◆ Data records

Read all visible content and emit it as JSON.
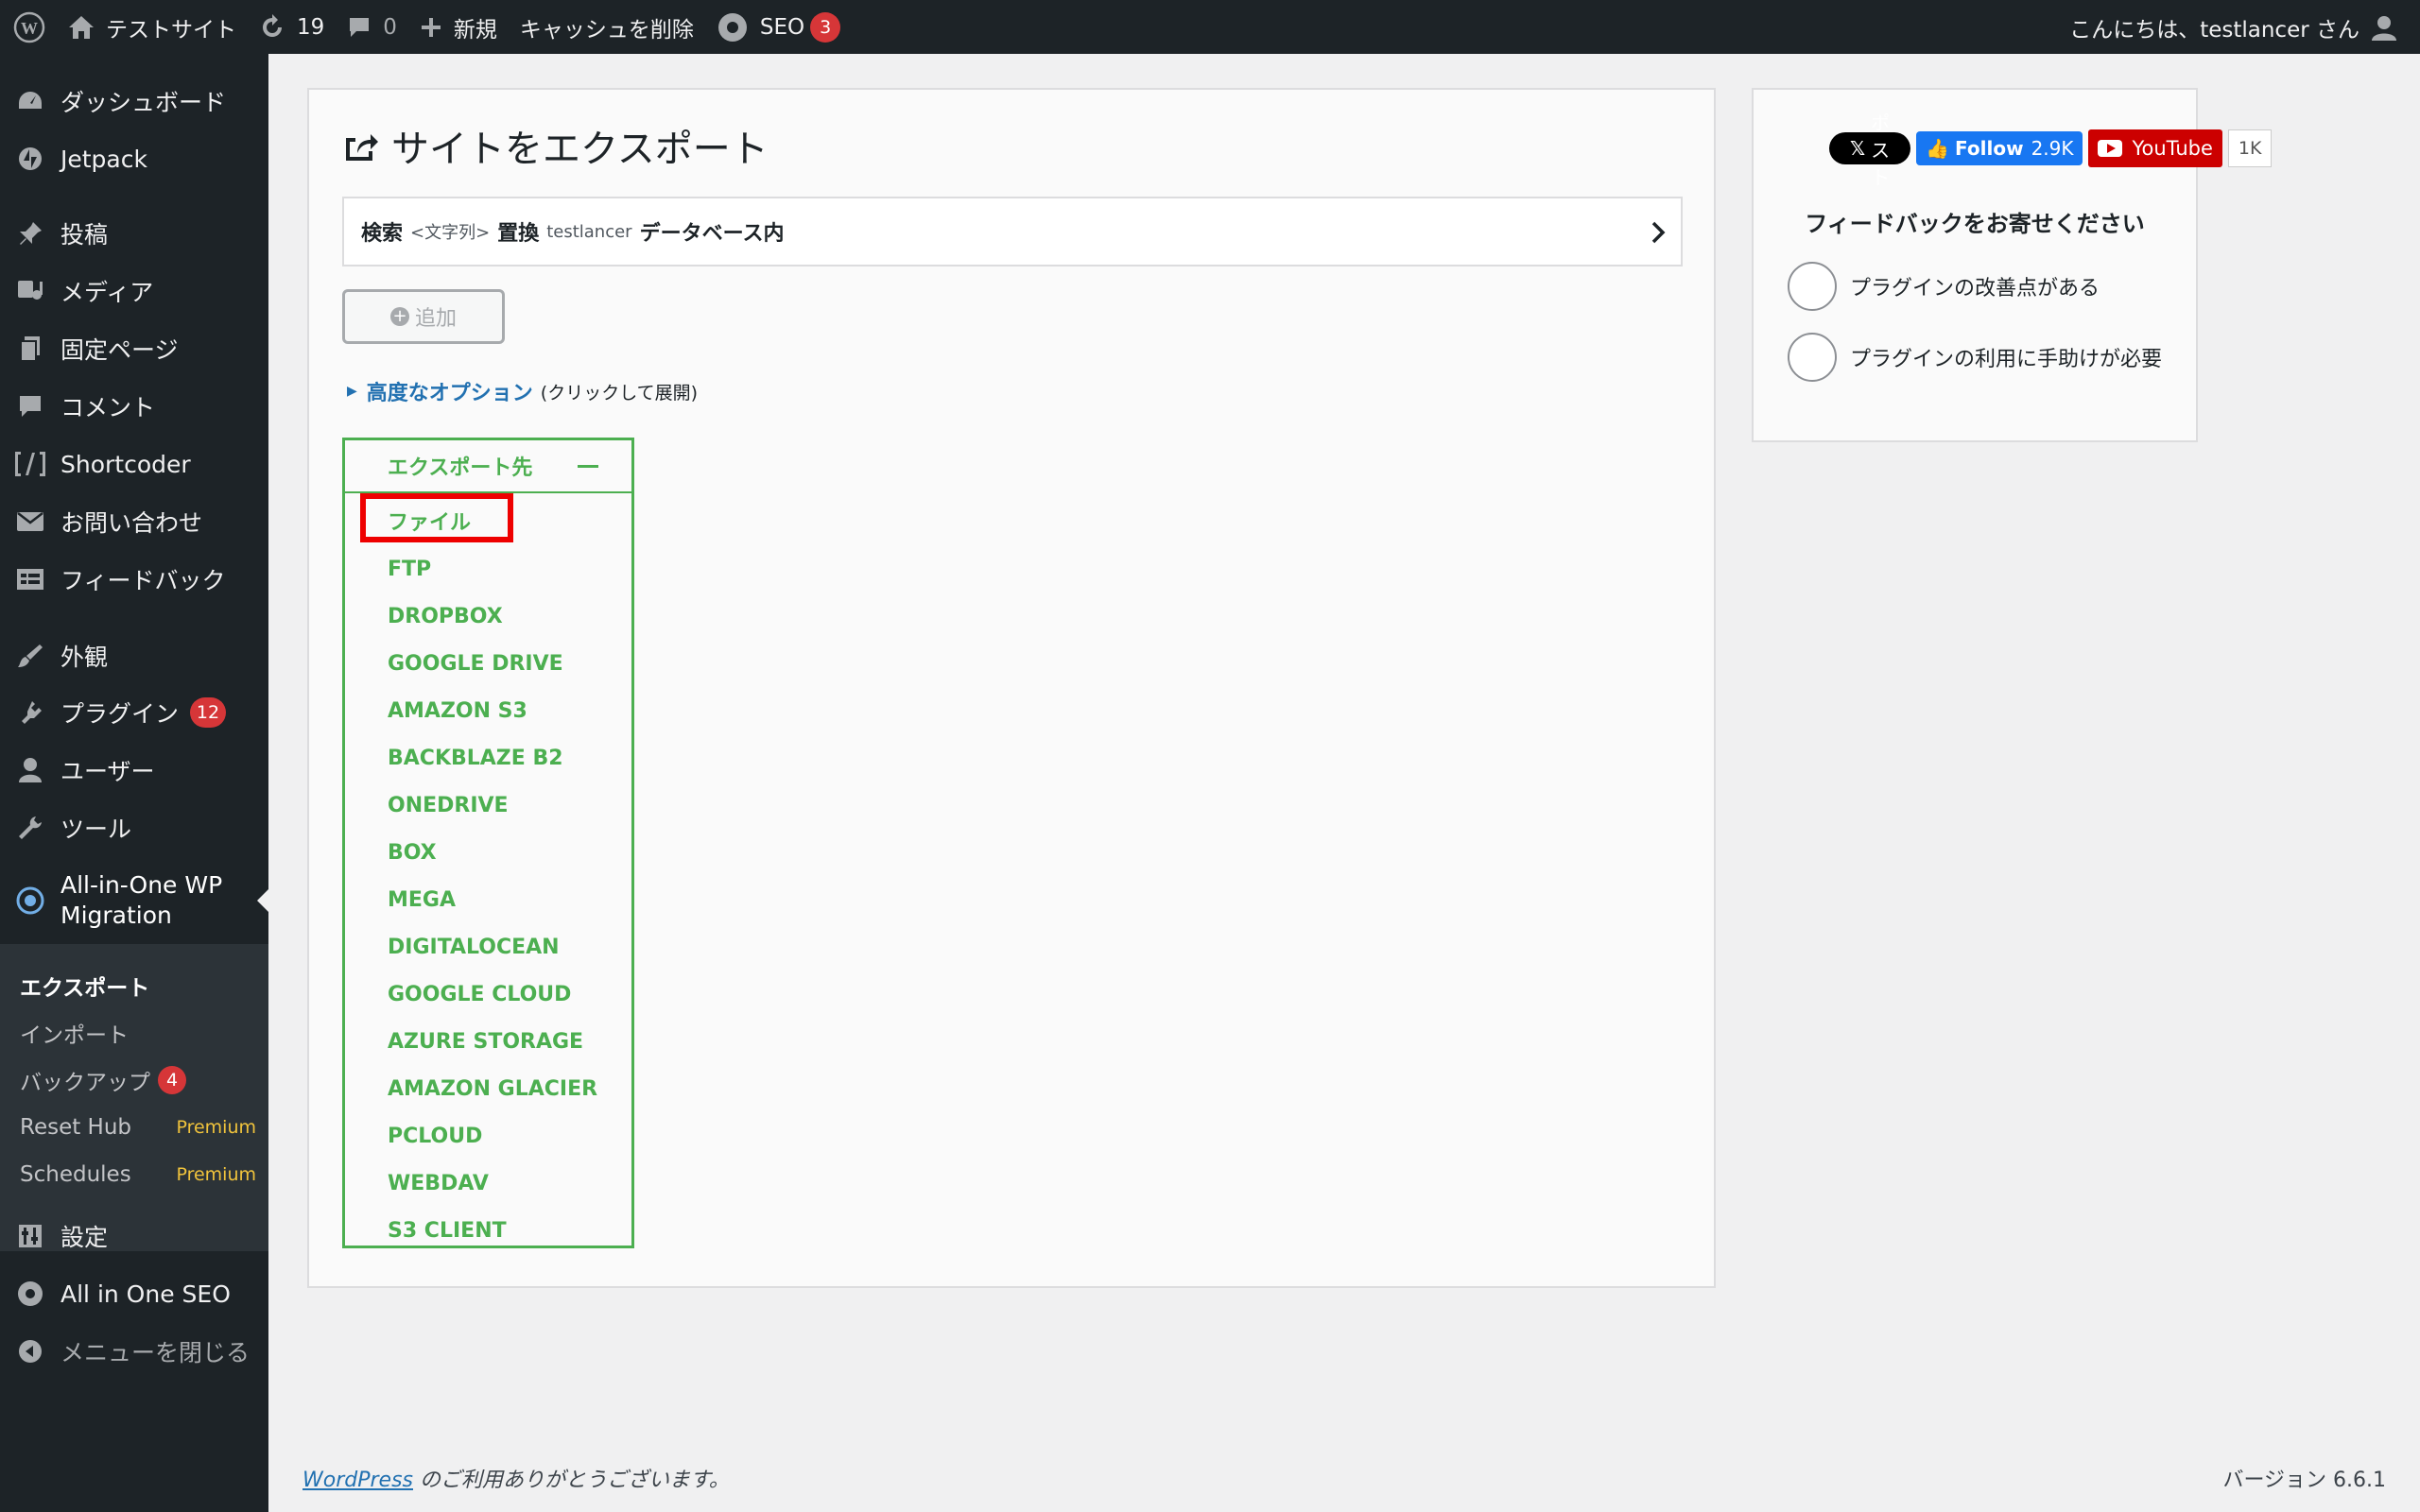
{
  "admin_bar": {
    "site_name": "テストサイト",
    "updates_count": "19",
    "comments_count": "0",
    "new_label": "新規",
    "cache_label": "キャッシュを削除",
    "seo_label": "SEO",
    "seo_badge": "3",
    "greeting": "こんにちは、testlancer さん"
  },
  "sidebar": {
    "items": [
      {
        "label": "ダッシュボード",
        "icon": "dashboard-icon"
      },
      {
        "label": "Jetpack",
        "icon": "jetpack-icon"
      },
      {
        "label": "投稿",
        "icon": "pin-icon"
      },
      {
        "label": "メディア",
        "icon": "media-icon"
      },
      {
        "label": "固定ページ",
        "icon": "pages-icon"
      },
      {
        "label": "コメント",
        "icon": "comment-icon"
      },
      {
        "label": "Shortcoder",
        "icon": "shortcode-icon"
      },
      {
        "label": "お問い合わせ",
        "icon": "mail-icon"
      },
      {
        "label": "フィードバック",
        "icon": "feedback-icon"
      },
      {
        "label": "外観",
        "icon": "brush-icon"
      },
      {
        "label": "プラグイン",
        "icon": "plugin-icon",
        "badge": "12"
      },
      {
        "label": "ユーザー",
        "icon": "user-icon"
      },
      {
        "label": "ツール",
        "icon": "wrench-icon"
      }
    ],
    "active_item": {
      "label_line1": "All-in-One WP",
      "label_line2": "Migration"
    },
    "submenu": [
      {
        "label": "エクスポート"
      },
      {
        "label": "インポート"
      },
      {
        "label": "バックアップ",
        "badge": "4"
      },
      {
        "label": "Reset Hub",
        "tag": "Premium"
      },
      {
        "label": "Schedules",
        "tag": "Premium"
      }
    ],
    "after_items": [
      {
        "label": "設定",
        "icon": "settings-icon"
      },
      {
        "label": "All in One SEO",
        "icon": "seo-icon"
      },
      {
        "label": "メニューを閉じる",
        "icon": "collapse-icon"
      }
    ]
  },
  "export": {
    "title": "サイトをエクスポート",
    "find_replace": {
      "search": "検索",
      "text_placeholder": "<文字列>",
      "replace": "置換",
      "value": "testlancer",
      "scope": "データベース内"
    },
    "add_button": "追加",
    "advanced_options": "高度なオプション",
    "advanced_hint": "(クリックして展開)",
    "export_to_label": "エクスポート先",
    "destinations": [
      "ファイル",
      "FTP",
      "DROPBOX",
      "GOOGLE DRIVE",
      "AMAZON S3",
      "BACKBLAZE B2",
      "ONEDRIVE",
      "BOX",
      "MEGA",
      "DIGITALOCEAN",
      "GOOGLE CLOUD",
      "AZURE STORAGE",
      "AMAZON GLACIER",
      "PCLOUD",
      "WEBDAV",
      "S3 CLIENT"
    ]
  },
  "feedback": {
    "x_label": "ポスト",
    "fb_label": "Follow",
    "fb_count": "2.9K",
    "yt_label": "YouTube",
    "yt_count": "1K",
    "title": "フィードバックをお寄せください",
    "options": [
      "プラグインの改善点がある",
      "プラグインの利用に手助けが必要"
    ]
  },
  "footer": {
    "wp_link": "WordPress",
    "thanks": " のご利用ありがとうございます。",
    "version": "バージョン 6.6.1"
  },
  "colors": {
    "admin_bg": "#1d2327",
    "accent_green": "#4caf50",
    "badge_red": "#d63638",
    "link_blue": "#2271b1",
    "highlight_red": "#ee0000"
  }
}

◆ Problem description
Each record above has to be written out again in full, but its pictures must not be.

◆ Expected output
Read all visible content and emit it as JSON.
{
  "admin_bar": {
    "site_name": "テストサイト",
    "updates_count": "19",
    "comments_count": "0",
    "new_label": "新規",
    "cache_label": "キャッシュを削除",
    "seo_label": "SEO",
    "seo_badge": "3",
    "greeting": "こんにちは、testlancer さん"
  },
  "sidebar": {
    "items": [
      {
        "label": "ダッシュボード",
        "icon": "dashboard-icon"
      },
      {
        "label": "Jetpack",
        "icon": "jetpack-icon"
      },
      {
        "label": "投稿",
        "icon": "pin-icon"
      },
      {
        "label": "メディア",
        "icon": "media-icon"
      },
      {
        "label": "固定ページ",
        "icon": "pages-icon"
      },
      {
        "label": "コメント",
        "icon": "comment-icon"
      },
      {
        "label": "Shortcoder",
        "icon": "shortcode-icon"
      },
      {
        "label": "お問い合わせ",
        "icon": "mail-icon"
      },
      {
        "label": "フィードバック",
        "icon": "feedback-icon"
      },
      {
        "label": "外観",
        "icon": "brush-icon"
      },
      {
        "label": "プラグイン",
        "icon": "plugin-icon",
        "badge": "12"
      },
      {
        "label": "ユーザー",
        "icon": "user-icon"
      },
      {
        "label": "ツール",
        "icon": "wrench-icon"
      }
    ],
    "active_item": {
      "label_line1": "All-in-One WP",
      "label_line2": "Migration"
    },
    "submenu": [
      {
        "label": "エクスポート"
      },
      {
        "label": "インポート"
      },
      {
        "label": "バックアップ",
        "badge": "4"
      },
      {
        "label": "Reset Hub",
        "tag": "Premium"
      },
      {
        "label": "Schedules",
        "tag": "Premium"
      }
    ],
    "after_items": [
      {
        "label": "設定",
        "icon": "settings-icon"
      },
      {
        "label": "All in One SEO",
        "icon": "seo-icon"
      },
      {
        "label": "メニューを閉じる",
        "icon": "collapse-icon"
      }
    ]
  },
  "export": {
    "title": "サイトをエクスポート",
    "find_replace": {
      "search": "検索",
      "text_placeholder": "<文字列>",
      "replace": "置換",
      "value": "testlancer",
      "scope": "データベース内"
    },
    "add_button": "追加",
    "advanced_options": "高度なオプション",
    "advanced_hint": "(クリックして展開)",
    "export_to_label": "エクスポート先",
    "destinations": [
      "ファイル",
      "FTP",
      "DROPBOX",
      "GOOGLE DRIVE",
      "AMAZON S3",
      "BACKBLAZE B2",
      "ONEDRIVE",
      "BOX",
      "MEGA",
      "DIGITALOCEAN",
      "GOOGLE CLOUD",
      "AZURE STORAGE",
      "AMAZON GLACIER",
      "PCLOUD",
      "WEBDAV",
      "S3 CLIENT"
    ]
  },
  "feedback": {
    "x_label": "ポスト",
    "fb_label": "Follow",
    "fb_count": "2.9K",
    "yt_label": "YouTube",
    "yt_count": "1K",
    "title": "フィードバックをお寄せください",
    "options": [
      "プラグインの改善点がある",
      "プラグインの利用に手助けが必要"
    ]
  },
  "footer": {
    "wp_link": "WordPress",
    "thanks": " のご利用ありがとうございます。",
    "version": "バージョン 6.6.1"
  },
  "colors": {
    "admin_bg": "#1d2327",
    "accent_green": "#4caf50",
    "badge_red": "#d63638",
    "link_blue": "#2271b1",
    "highlight_red": "#ee0000"
  }
}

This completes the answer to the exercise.